What to do with the Bench
I’m trying to adopt a “don’t worry, it’s the regular season, it’ll be fine” mentality here, but man oh man, did Toronto’s second unit look horrendous last night — while playing against one of the worst benches in the league.
Norman Powell’s play has been devolving into something similar to his play from last year. Perhaps the GoDaddy Curse has transferred back to him, now that C.J. Miles is in Memphis? Jeremy Lin has looked awful the past three games. Marc Gasol looked old and slow. OG Anunoby was fine — he did his best agaisnt Harden, but barely touched the ball on offense as Powell and Lin took all the shots. McCaw would be fine in short stints as an energy guy, but I think he’s playing too much right now.
Basically this comes down to two problems: 1) both Gasol and Ibaka need to play with Lowry and Leonard to be most effective; and 2) any lineup with Lin, Powell, McCaw and OG together just isn’t good enough.
The second one should, ideally sort itself out in the postseason; Fred VanVleet will be back, and and the playoff rotation should — hopefully — shorten to eight guys, meaning Lin, McCaw and Powell will play only a couple minutes a night each, just to get guys breathers at the start of quarters. (Assuming “mad scientist” Nick Nurse realizes that that’s how playoff rotations work.)
The first? Again, this might sort itself out as the bench shortens, and Lowry and Leonard play more minutes. (Assuming Leonard actually plays in all the playoff games, something I don’t have much confidence in.) But one of the bigs still has to start and one still has to come off the bench. I don’t envy Nurse having to figure that one out.
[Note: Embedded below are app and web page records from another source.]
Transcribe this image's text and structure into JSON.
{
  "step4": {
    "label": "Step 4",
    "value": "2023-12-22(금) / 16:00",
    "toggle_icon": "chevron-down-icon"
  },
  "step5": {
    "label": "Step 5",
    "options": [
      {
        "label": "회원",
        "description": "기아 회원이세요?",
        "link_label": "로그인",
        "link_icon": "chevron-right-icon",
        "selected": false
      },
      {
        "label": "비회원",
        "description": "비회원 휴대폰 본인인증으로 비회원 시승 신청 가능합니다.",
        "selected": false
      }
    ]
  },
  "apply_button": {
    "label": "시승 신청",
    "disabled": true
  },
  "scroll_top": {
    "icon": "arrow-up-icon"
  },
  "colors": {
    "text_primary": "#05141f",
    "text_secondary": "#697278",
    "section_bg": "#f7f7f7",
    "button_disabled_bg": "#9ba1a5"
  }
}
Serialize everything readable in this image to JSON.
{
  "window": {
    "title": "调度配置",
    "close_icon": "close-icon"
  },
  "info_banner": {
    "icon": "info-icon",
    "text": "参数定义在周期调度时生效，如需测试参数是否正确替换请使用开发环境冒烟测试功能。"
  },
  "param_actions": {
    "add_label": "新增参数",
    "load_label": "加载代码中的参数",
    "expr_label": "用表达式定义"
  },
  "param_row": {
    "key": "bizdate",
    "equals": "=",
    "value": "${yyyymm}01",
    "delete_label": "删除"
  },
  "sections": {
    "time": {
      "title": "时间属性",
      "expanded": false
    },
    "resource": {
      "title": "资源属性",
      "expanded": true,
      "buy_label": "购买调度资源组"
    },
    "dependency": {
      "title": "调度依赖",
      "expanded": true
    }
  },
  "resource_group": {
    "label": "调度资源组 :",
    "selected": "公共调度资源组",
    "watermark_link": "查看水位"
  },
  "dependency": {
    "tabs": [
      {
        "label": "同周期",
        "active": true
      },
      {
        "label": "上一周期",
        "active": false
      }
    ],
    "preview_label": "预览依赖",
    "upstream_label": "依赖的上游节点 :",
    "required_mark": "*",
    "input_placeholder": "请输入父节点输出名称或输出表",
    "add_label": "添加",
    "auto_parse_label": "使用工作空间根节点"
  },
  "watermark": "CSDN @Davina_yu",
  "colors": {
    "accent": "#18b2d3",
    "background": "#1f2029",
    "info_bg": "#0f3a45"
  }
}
But he’ll have to. Something else Armstrong said on the broadcast last night that rings true: The Raptors have a tendency to show a “lack of tightness” at times, because they haven’t had the continuity in their rotations. And that confusion will bite them in the ass in the playoffs, because you can’t compete with focused teams that have an established identity and where everyone knows their roles.
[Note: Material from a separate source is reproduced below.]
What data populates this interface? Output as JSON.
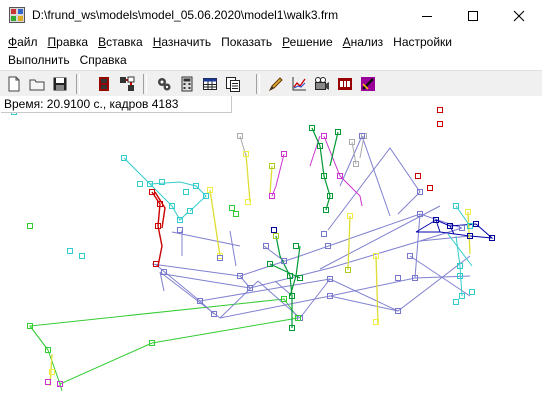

The last two games have been rather messy, but the Raptors’ next six are all against opponents with (currently) .500 or worse records. It’s not all gonna be easy — four of those are on the road, there are two back-to-backs in there — but it’s a good opportunity for the Raptors to reset a few things before heading into the big home-and-home series against Oklahoma City on March 20 and 22.